Dataset START

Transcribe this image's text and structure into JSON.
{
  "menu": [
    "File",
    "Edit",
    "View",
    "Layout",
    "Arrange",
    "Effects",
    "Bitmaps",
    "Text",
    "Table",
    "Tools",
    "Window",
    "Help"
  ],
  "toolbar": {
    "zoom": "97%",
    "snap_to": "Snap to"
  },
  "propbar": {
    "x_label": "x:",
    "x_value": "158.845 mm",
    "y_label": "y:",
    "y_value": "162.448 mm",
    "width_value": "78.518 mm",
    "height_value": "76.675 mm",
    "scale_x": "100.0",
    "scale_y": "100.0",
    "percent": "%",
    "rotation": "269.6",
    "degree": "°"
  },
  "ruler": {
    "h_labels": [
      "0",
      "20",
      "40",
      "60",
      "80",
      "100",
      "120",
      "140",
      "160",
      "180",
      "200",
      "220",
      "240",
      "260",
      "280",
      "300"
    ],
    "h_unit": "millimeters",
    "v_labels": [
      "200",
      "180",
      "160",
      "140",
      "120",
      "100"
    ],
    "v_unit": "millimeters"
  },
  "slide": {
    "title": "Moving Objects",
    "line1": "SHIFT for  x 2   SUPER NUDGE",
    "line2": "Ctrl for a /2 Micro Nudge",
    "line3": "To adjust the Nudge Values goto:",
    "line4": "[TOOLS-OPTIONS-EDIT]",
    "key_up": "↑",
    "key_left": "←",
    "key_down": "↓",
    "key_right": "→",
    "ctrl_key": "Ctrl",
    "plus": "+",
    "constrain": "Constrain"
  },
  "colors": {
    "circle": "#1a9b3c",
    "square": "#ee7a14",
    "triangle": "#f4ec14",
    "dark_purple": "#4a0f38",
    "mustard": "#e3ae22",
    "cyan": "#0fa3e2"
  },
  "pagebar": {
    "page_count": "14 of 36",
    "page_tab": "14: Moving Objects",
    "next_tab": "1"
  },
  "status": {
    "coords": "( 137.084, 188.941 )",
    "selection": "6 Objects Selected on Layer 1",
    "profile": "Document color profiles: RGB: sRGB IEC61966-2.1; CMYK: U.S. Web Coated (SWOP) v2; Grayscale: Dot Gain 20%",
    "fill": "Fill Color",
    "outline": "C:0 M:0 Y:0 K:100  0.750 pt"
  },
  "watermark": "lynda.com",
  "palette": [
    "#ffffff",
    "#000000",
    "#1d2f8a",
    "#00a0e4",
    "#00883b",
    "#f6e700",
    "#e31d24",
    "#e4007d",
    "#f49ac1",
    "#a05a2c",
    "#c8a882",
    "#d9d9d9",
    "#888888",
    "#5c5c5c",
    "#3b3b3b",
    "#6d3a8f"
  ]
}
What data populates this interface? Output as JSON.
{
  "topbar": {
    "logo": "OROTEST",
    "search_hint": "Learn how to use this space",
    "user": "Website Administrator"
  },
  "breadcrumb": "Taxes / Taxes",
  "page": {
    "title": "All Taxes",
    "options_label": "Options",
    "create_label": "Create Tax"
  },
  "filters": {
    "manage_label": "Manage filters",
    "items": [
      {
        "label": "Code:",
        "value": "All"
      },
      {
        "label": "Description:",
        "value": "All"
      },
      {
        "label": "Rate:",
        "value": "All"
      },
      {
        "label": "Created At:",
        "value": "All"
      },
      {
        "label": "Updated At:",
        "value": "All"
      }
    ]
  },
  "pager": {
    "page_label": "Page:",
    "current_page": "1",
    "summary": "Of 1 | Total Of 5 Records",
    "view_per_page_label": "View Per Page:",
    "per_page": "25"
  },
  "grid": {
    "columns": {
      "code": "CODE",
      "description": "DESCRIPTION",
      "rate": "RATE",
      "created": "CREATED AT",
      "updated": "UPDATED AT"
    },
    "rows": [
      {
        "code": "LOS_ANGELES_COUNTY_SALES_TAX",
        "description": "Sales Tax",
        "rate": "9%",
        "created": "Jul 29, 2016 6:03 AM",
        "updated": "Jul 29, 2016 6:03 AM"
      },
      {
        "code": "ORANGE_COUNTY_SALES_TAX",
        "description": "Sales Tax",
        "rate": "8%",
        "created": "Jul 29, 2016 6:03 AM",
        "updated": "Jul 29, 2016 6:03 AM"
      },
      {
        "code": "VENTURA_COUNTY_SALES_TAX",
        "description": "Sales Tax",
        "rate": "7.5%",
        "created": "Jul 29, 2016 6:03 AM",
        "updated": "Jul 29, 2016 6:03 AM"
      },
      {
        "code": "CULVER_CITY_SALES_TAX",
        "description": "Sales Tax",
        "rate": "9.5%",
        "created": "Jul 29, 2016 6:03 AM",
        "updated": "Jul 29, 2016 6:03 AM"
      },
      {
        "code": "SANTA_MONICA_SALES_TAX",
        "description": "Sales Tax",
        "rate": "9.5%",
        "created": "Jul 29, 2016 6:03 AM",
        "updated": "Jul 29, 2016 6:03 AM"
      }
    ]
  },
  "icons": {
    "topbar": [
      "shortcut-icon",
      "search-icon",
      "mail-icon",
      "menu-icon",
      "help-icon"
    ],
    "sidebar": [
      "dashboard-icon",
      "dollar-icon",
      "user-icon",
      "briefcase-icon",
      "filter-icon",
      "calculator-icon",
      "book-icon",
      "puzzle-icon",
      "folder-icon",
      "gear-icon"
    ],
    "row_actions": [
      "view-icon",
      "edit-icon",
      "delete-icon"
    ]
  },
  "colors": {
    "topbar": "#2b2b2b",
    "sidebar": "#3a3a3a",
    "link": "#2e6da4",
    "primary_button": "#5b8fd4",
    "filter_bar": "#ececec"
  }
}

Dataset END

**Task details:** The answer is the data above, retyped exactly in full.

**Output for this task:**
Transcribe this image's text and structure into JSON.
{
  "menu": [
    "File",
    "Edit",
    "View",
    "Layout",
    "Arrange",
    "Effects",
    "Bitmaps",
    "Text",
    "Table",
    "Tools",
    "Window",
    "Help"
  ],
  "toolbar": {
    "zoom": "97%",
    "snap_to": "Snap to"
  },
  "propbar": {
    "x_label": "x:",
    "x_value": "158.845 mm",
    "y_label": "y:",
    "y_value": "162.448 mm",
    "width_value": "78.518 mm",
    "height_value": "76.675 mm",
    "scale_x": "100.0",
    "scale_y": "100.0",
    "percent": "%",
    "rotation": "269.6",
    "degree": "°"
  },
  "ruler": {
    "h_labels": [
      "0",
      "20",
      "40",
      "60",
      "80",
      "100",
      "120",
      "140",
      "160",
      "180",
      "200",
      "220",
      "240",
      "260",
      "280",
      "300"
    ],
    "h_unit": "millimeters",
    "v_labels": [
      "200",
      "180",
      "160",
      "140",
      "120",
      "100"
    ],
    "v_unit": "millimeters"
  },
  "slide": {
    "title": "Moving Objects",
    "line1": "SHIFT for  x 2   SUPER NUDGE",
    "line2": "Ctrl for a /2 Micro Nudge",
    "line3": "To adjust the Nudge Values goto:",
    "line4": "[TOOLS-OPTIONS-EDIT]",
    "key_up": "↑",
    "key_left": "←",
    "key_down": "↓",
    "key_right": "→",
    "ctrl_key": "Ctrl",
    "plus": "+",
    "constrain": "Constrain"
  },
  "colors": {
    "circle": "#1a9b3c",
    "square": "#ee7a14",
    "triangle": "#f4ec14",
    "dark_purple": "#4a0f38",
    "mustard": "#e3ae22",
    "cyan": "#0fa3e2"
  },
  "pagebar": {
    "page_count": "14 of 36",
    "page_tab": "14: Moving Objects",
    "next_tab": "1"
  },
  "status": {
    "coords": "( 137.084, 188.941 )",
    "selection": "6 Objects Selected on Layer 1",
    "profile": "Document color profiles: RGB: sRGB IEC61966-2.1; CMYK: U.S. Web Coated (SWOP) v2; Grayscale: Dot Gain 20%",
    "fill": "Fill Color",
    "outline": "C:0 M:0 Y:0 K:100  0.750 pt"
  },
  "watermark": "lynda.com",
  "palette": [
    "#ffffff",
    "#000000",
    "#1d2f8a",
    "#00a0e4",
    "#00883b",
    "#f6e700",
    "#e31d24",
    "#e4007d",
    "#f49ac1",
    "#a05a2c",
    "#c8a882",
    "#d9d9d9",
    "#888888",
    "#5c5c5c",
    "#3b3b3b",
    "#6d3a8f"
  ]
}
What data populates this interface? Output as JSON.
{
  "topbar": {
    "logo": "OROTEST",
    "search_hint": "Learn how to use this space",
    "user": "Website Administrator"
  },
  "breadcrumb": "Taxes / Taxes",
  "page": {
    "title": "All Taxes",
    "options_label": "Options",
    "create_label": "Create Tax"
  },
  "filters": {
    "manage_label": "Manage filters",
    "items": [
      {
        "label": "Code:",
        "value": "All"
      },
      {
        "label": "Description:",
        "value": "All"
      },
      {
        "label": "Rate:",
        "value": "All"
      },
      {
        "label": "Created At:",
        "value": "All"
      },
      {
        "label": "Updated At:",
        "value": "All"
      }
    ]
  },
  "pager": {
    "page_label": "Page:",
    "current_page": "1",
    "summary": "Of 1 | Total Of 5 Records",
    "view_per_page_label": "View Per Page:",
    "per_page": "25"
  },
  "grid": {
    "columns": {
      "code": "CODE",
      "description": "DESCRIPTION",
      "rate": "RATE",
      "created": "CREATED AT",
      "updated": "UPDATED AT"
    },
    "rows": [
      {
        "code": "LOS_ANGELES_COUNTY_SALES_TAX",
        "description": "Sales Tax",
        "rate": "9%",
        "created": "Jul 29, 2016 6:03 AM",
        "updated": "Jul 29, 2016 6:03 AM"
      },
      {
        "code": "ORANGE_COUNTY_SALES_TAX",
        "description": "Sales Tax",
        "rate": "8%",
        "created": "Jul 29, 2016 6:03 AM",
        "updated": "Jul 29, 2016 6:03 AM"
      },
      {
        "code": "VENTURA_COUNTY_SALES_TAX",
        "description": "Sales Tax",
        "rate": "7.5%",
        "created": "Jul 29, 2016 6:03 AM",
        "updated": "Jul 29, 2016 6:03 AM"
      },
      {
        "code": "CULVER_CITY_SALES_TAX",
        "description": "Sales Tax",
        "rate": "9.5%",
        "created": "Jul 29, 2016 6:03 AM",
        "updated": "Jul 29, 2016 6:03 AM"
      },
      {
        "code": "SANTA_MONICA_SALES_TAX",
        "description": "Sales Tax",
        "rate": "9.5%",
        "created": "Jul 29, 2016 6:03 AM",
        "updated": "Jul 29, 2016 6:03 AM"
      }
    ]
  },
  "icons": {
    "topbar": [
      "shortcut-icon",
      "search-icon",
      "mail-icon",
      "menu-icon",
      "help-icon"
    ],
    "sidebar": [
      "dashboard-icon",
      "dollar-icon",
      "user-icon",
      "briefcase-icon",
      "filter-icon",
      "calculator-icon",
      "book-icon",
      "puzzle-icon",
      "folder-icon",
      "gear-icon"
    ],
    "row_actions": [
      "view-icon",
      "edit-icon",
      "delete-icon"
    ]
  },
  "colors": {
    "topbar": "#2b2b2b",
    "sidebar": "#3a3a3a",
    "link": "#2e6da4",
    "primary_button": "#5b8fd4",
    "filter_bar": "#ececec"
  }
}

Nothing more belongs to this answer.